True Crime shows have exploded in the last few years – so much so, there’s now a whole network devoted to them (thank you, Investigation Discovery). Lots of other cable and broadcast networks are starting to incorporate more true crime-based shows into their lineups. I guess in the case of TV (and books), crime does pay.
I’ve always had a fascination with true crime. Being a child of the 80s, I grew up watching every TV movie/miniseries imaginable “based on a true story,” and for whatever reason, my favorites were always the ones chronicling crime.
It’s only fitting that I write suspense novels.
These days, I tend to watch a lot of true crime cable shows, and find there are certain ones I’ve really cottoned to. So, here are my Top Five Favorite True Crime Shows:
Scorned: Love Kills (Investigation Discovery)
Maybe it’s because I write about love gone wrong that I like this show so much. There’s usually a love triangle, lots of illicit sex and a fatal ending. And that theme song is just beyond.
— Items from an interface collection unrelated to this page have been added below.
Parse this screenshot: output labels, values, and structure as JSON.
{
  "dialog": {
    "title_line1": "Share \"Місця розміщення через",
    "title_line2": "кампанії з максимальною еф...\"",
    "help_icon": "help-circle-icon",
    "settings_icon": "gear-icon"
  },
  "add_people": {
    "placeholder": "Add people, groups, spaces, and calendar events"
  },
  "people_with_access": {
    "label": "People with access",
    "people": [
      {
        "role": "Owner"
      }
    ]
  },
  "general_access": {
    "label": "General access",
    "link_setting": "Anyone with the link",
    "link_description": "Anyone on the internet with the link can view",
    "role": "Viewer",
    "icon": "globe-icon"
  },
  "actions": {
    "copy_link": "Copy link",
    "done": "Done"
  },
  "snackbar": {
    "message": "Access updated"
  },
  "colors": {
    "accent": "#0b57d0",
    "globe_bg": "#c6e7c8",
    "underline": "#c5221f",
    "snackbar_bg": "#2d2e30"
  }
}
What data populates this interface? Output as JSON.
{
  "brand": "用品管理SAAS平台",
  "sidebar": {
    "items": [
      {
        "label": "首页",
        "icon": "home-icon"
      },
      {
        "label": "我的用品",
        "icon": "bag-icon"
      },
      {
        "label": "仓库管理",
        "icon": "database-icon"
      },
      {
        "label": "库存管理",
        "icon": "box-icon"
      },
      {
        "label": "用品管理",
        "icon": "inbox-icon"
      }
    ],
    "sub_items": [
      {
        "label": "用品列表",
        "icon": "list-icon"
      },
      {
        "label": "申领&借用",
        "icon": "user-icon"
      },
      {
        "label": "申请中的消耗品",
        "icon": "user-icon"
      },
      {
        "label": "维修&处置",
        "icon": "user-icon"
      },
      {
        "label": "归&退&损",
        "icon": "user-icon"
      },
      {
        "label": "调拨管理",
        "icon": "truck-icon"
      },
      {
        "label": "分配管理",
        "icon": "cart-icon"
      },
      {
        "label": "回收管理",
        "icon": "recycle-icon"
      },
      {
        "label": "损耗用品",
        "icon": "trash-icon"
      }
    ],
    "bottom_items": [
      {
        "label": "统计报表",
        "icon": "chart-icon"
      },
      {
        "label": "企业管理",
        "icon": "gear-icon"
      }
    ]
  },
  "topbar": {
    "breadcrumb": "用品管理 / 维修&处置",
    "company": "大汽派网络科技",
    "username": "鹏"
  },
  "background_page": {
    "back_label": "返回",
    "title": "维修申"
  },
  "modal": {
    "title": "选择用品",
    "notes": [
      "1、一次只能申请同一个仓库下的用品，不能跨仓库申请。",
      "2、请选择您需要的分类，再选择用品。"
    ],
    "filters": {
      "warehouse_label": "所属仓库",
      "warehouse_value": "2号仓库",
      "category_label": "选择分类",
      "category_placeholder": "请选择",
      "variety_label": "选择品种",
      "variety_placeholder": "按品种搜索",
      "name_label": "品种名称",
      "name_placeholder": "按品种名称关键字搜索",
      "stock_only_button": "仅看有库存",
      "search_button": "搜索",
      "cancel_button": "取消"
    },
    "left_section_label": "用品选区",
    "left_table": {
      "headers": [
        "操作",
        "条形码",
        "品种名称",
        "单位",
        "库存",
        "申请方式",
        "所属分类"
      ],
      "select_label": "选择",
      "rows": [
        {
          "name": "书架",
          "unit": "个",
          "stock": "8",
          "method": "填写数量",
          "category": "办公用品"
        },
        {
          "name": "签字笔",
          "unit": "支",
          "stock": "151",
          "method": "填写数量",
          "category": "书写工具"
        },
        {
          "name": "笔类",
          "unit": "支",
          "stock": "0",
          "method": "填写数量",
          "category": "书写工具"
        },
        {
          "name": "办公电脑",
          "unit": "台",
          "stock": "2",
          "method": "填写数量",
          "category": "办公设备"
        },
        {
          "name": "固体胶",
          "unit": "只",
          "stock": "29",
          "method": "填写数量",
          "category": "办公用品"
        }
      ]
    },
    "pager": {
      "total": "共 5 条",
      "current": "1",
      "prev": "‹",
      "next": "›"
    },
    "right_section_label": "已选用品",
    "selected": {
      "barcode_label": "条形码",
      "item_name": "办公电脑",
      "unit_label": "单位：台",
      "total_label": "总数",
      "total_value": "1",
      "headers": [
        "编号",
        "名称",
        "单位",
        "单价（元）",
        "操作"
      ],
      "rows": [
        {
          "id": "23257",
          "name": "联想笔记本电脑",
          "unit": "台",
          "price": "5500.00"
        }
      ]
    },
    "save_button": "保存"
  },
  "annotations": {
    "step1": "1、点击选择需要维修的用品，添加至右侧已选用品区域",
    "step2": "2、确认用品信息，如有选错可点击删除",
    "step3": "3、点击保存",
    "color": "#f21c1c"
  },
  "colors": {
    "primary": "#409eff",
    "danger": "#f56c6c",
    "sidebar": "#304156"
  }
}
“Snapped” debuted in 2004 and I’ll go out on a limb by saying it probably birthed 90 percent of the true crime shows out there today. “Snapped” usually features a woman “snapping” and murdering someone; her boyfriend, husband, girlfriend, romantic rivals, even co-workers. The motives range from greed to jealousy. True story; the murder of my father’s former grad school professor was featured on an episode. Read about it here.
Forensic Files (Court TV/TRU TV, et al.)Admittedly, I’m not really a forensics geek, but there’s something about this show that I find utterly fascinating. It details how forensic science is used to solve crimes – even ice-cold cases. The DNA on the back of a postage stamp can convict a killer 30 years after the crime. Unreal. Peter Thomas’ frenetic narration towards the end of the show when they depict how the crime occurred always gets my heart racing.
Happily Never After (Investigation Discovery)
Much like “Scorned: Love Kills,” this series details how love can go horribly, horribly wrong, typically between a married couple. Marlo Thomas is such a warm and fuzzy narrator, you almost forget a spouse is about to meet a grizzly end.
City Confidential (A&E)
Paul Winfield’s conspiratorial narration style is probably the No. 1 reason I dig this show, which examines the impact of crimes on a community. Winfield makes you feel as though you’re having a secret gossip session over a three-martini lunch at 21 (the late Dominick Dunne had this same effect). Although “City Confidential” ended its run in 2006, I can’t help firing up the martini shaker anytime there’s a rerun.